Is North Korea’s threat to continue developing its nuclear program “more of the same?” Or will they risk significant international anger should they test a nuclear weapon?
In February, North Korean leadership agreed to allow nuclear inspectors into the country in exchange for much needed nutritional assistance from the United States. This included a moratorium on nuclear testing. Tuesday of this week the North Korean government stated that it will continue to develop its nuclear program, but made no direct threat of a nuclear test and was open to dialogue. An analyst, Koh Yu-hwan at Seoul’s Dongguk University, said the statement, from the North’s Foreign Ministry, was a message that “the U.S. should come to the dialogue table (with North Korea) if it wants to stop its nuclear test.” North Korea’s past nuclear tests occurred in 2006 and 2009 following long-range rocket launches. New satellite imaging shows that the country is upgrading its old launch site to support larger rockets, such as intercontinental missiles and space launch vehicles.

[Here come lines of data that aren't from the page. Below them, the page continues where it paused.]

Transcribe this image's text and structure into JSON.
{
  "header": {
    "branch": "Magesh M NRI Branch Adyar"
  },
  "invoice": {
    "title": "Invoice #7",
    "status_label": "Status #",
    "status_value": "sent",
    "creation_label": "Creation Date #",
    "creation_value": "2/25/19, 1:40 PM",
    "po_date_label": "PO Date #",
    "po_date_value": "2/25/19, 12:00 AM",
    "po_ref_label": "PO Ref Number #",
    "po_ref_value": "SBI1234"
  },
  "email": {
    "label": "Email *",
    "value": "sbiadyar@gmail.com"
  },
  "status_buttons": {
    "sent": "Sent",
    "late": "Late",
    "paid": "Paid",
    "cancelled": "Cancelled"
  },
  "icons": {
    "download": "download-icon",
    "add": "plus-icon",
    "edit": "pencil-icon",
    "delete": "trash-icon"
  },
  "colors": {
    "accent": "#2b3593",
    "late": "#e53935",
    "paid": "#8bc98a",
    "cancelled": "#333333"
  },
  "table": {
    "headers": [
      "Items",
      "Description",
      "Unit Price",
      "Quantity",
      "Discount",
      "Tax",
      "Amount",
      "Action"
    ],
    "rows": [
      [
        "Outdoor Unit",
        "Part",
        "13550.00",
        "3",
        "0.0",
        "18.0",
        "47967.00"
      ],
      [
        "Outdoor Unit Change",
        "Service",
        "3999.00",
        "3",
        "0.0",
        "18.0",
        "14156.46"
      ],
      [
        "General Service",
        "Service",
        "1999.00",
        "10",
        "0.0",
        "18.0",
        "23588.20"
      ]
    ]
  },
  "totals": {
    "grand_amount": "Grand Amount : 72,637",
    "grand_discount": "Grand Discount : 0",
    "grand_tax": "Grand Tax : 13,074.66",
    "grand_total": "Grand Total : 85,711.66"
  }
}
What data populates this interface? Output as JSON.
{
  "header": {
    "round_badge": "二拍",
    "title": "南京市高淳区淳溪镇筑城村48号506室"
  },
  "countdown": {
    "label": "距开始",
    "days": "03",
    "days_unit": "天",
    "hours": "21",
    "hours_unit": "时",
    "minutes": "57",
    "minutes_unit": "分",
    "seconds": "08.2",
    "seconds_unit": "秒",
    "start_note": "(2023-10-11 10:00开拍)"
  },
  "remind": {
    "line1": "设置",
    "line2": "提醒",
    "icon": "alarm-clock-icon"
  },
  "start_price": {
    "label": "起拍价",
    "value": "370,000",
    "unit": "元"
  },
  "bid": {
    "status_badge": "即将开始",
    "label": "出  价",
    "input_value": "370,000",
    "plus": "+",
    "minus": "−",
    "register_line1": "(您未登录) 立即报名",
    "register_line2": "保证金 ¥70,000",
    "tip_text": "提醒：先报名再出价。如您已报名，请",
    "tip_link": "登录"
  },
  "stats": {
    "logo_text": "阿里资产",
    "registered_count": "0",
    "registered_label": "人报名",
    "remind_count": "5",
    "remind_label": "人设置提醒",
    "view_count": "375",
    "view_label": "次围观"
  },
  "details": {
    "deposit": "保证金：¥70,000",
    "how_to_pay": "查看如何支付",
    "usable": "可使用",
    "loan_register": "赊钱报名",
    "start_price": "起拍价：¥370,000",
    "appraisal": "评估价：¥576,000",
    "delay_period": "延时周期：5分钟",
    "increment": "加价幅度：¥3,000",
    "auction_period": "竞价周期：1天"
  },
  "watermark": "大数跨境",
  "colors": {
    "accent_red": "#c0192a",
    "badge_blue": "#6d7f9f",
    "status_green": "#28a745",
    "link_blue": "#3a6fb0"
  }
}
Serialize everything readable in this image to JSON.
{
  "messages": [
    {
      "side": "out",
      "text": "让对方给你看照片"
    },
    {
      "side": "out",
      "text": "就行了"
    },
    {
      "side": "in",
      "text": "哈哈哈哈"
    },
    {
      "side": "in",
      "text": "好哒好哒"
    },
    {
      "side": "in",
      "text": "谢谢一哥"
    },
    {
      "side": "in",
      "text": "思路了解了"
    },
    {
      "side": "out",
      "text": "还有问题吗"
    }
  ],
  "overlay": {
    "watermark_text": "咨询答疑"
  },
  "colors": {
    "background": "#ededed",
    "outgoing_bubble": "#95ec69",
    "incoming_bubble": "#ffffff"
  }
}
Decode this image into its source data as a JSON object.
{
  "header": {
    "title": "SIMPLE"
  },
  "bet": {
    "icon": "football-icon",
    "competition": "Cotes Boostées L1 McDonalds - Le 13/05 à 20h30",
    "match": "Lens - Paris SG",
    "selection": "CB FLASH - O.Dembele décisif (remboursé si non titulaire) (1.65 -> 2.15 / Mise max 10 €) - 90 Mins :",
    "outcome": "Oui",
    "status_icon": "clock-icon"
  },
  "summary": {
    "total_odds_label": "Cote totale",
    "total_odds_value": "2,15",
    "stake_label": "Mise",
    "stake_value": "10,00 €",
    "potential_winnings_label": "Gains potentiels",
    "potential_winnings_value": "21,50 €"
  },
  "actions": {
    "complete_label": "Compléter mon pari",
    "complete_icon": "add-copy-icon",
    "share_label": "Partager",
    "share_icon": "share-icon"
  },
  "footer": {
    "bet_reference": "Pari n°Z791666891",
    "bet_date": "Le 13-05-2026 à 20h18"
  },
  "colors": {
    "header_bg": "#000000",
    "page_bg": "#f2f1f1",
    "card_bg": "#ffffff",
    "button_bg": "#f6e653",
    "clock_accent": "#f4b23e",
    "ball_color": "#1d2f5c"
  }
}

Last month, North Korea failed to launch what it described as a satellite launch, but what most other countries believed was a pretext for long-range missile testing. This broke the agreement with the United States that would have traded food aid for access to North Korea’s nuclear facilities. North Korea has since announced that it is preparing for its third underground nuclear test since 2006. Some believe that a nuclear test would compensate for April’s failed rocket launch. Should North Korea pursue this test, the Group of Eight world leaders very likely will increase sanctions against the country. Some wonder if North Korea is prepared to conduct a nuclear weapons test at this time. Yesterday, North Korea ruled out testing a nuclear weapon but stated it will bolster its nuclear deterrence and its sovereign right to launch satellites. Its government was angry at the Group of Eight nation’s condemnation of its failed long-range rocket launch last month. “Absolutely intolerable is G8′s reckless political provocation to violate the sacred sovereignty of the DPRK (North Korea) steeped in the bad habit of supporting the U.S. hostile policy towards the DPRK in disregard of justice and truth. We will bravely frustrate all the obstructions of the hostile forces and continue legitimately exercising our sovereign right to launch satellites to meet the indispensable requirements for building an economic power,” said a North Korean official.
The United States is not the only country frustrated with North Korea. China has taken a lot of internal criticism since North Koreans took 29 Chinese fisherman hostage for almost two weeks of captivity this month. Armed North Koreans forcibly boarded three Chinese fishing vessels in Chinese waters on the Yellow Sea and demanded almost $190,000 for return of the boats and fishermen. The fishermen were released this week after they claimed they were beaten, robbed, stripped and given starvation rations. Last year Chinese President Hu Jintao proposed that North Korea and China “strengthen strategic communications on matters of grave importance” in an effort to get North Korea to consult or inform China before North Korea acted on issues of mutual interest. China shares some common interests with the United States, specifically standing for a nuclear-free Korean Peninsula and for peace and stability I the Northeast Asia region.
It is still too early to know what Kim Jong Un will or will not do with respect to a potential nuclear weapons test. Very likely, the plan he is following was created before he came to power. Like many times before, the ball back in the United States’ court as the government weighs its options of how to respond to the latest North Korean move.